• _Data supplied_
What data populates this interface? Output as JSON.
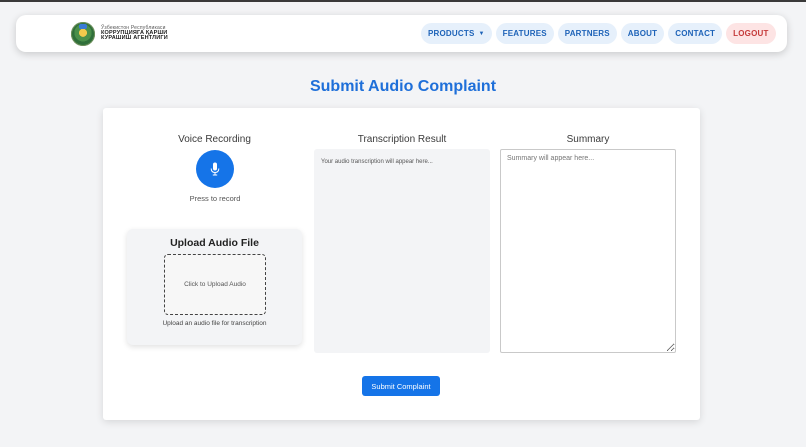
{
  "brand": {
    "line1": "Ўзбекистон Республикаси",
    "line2": "КОРРУПЦИЯГА ҚАРШИ",
    "line3": "КУРАШИШ АГЕНТЛИГИ"
  },
  "nav": {
    "products": "PRODUCTS",
    "features": "FEATURES",
    "partners": "PARTNERS",
    "about": "ABOUT",
    "contact": "CONTACT",
    "logout": "LOGOUT"
  },
  "page": {
    "title": "Submit Audio Complaint"
  },
  "voice": {
    "heading": "Voice Recording",
    "press_text": "Press to record"
  },
  "upload": {
    "title": "Upload Audio File",
    "dropzone_text": "Click to Upload Audio",
    "help_text": "Upload an audio file for transcription"
  },
  "transcription": {
    "heading": "Transcription Result",
    "placeholder": "Your audio transcription will appear here..."
  },
  "summary": {
    "heading": "Summary",
    "placeholder": "Summary will appear here..."
  },
  "submit": {
    "label": "Submit Complaint"
  },
  "colors": {
    "primary": "#1574e8",
    "title": "#1e6fd9",
    "nav_pill_bg": "#e6f0fb",
    "nav_pill_text": "#1e63b8",
    "logout_bg": "#fde4e4",
    "logout_text": "#c53a3a"
  },
  "icons": {
    "mic": "microphone-icon",
    "caret": "chevron-down-icon",
    "logo": "state-emblem-icon"
  }
}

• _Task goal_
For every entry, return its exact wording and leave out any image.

• _Answer to this problem_
What data populates this interface? Output as JSON.
{
  "brand": {
    "line1": "Ўзбекистон Республикаси",
    "line2": "КОРРУПЦИЯГА ҚАРШИ",
    "line3": "КУРАШИШ АГЕНТЛИГИ"
  },
  "nav": {
    "products": "PRODUCTS",
    "features": "FEATURES",
    "partners": "PARTNERS",
    "about": "ABOUT",
    "contact": "CONTACT",
    "logout": "LOGOUT"
  },
  "page": {
    "title": "Submit Audio Complaint"
  },
  "voice": {
    "heading": "Voice Recording",
    "press_text": "Press to record"
  },
  "upload": {
    "title": "Upload Audio File",
    "dropzone_text": "Click to Upload Audio",
    "help_text": "Upload an audio file for transcription"
  },
  "transcription": {
    "heading": "Transcription Result",
    "placeholder": "Your audio transcription will appear here..."
  },
  "summary": {
    "heading": "Summary",
    "placeholder": "Summary will appear here..."
  },
  "submit": {
    "label": "Submit Complaint"
  },
  "colors": {
    "primary": "#1574e8",
    "title": "#1e6fd9",
    "nav_pill_bg": "#e6f0fb",
    "nav_pill_text": "#1e63b8",
    "logout_bg": "#fde4e4",
    "logout_text": "#c53a3a"
  },
  "icons": {
    "mic": "microphone-icon",
    "caret": "chevron-down-icon",
    "logo": "state-emblem-icon"
  }
}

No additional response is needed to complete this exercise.